- _EXERCISE DIRECTIONS_:
In the records below, find each line with "Edit" and copy it.

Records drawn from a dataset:
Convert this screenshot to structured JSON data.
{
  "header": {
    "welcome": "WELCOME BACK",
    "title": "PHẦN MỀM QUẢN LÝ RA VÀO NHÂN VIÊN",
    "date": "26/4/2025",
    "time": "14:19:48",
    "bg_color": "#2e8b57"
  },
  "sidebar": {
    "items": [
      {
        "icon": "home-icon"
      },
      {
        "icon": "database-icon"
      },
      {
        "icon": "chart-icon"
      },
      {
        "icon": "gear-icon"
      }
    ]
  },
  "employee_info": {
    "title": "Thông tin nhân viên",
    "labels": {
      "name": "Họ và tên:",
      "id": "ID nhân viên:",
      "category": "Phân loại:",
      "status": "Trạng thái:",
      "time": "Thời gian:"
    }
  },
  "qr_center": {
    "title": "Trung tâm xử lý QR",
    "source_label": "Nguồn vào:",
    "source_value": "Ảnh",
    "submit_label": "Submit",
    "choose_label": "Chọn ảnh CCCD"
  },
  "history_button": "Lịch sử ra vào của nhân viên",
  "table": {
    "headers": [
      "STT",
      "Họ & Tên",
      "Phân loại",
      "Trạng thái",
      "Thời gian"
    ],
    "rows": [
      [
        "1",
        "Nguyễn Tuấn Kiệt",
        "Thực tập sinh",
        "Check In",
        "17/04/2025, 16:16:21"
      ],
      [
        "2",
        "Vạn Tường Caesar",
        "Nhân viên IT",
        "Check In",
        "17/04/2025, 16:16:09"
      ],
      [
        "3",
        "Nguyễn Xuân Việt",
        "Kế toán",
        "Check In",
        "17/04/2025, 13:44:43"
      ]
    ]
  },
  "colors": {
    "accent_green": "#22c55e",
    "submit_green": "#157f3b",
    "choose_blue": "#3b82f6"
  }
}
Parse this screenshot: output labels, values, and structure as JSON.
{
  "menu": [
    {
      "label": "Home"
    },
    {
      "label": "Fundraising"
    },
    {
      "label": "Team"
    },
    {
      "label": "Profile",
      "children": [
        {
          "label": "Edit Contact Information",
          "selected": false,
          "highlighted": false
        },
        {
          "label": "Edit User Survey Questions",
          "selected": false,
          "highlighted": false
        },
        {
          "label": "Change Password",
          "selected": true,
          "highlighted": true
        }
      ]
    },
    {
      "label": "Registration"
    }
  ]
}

- _WRITTEN SOLUTION_:
          "label": "Edit Contact Information",
          "label": "Edit User Survey Questions",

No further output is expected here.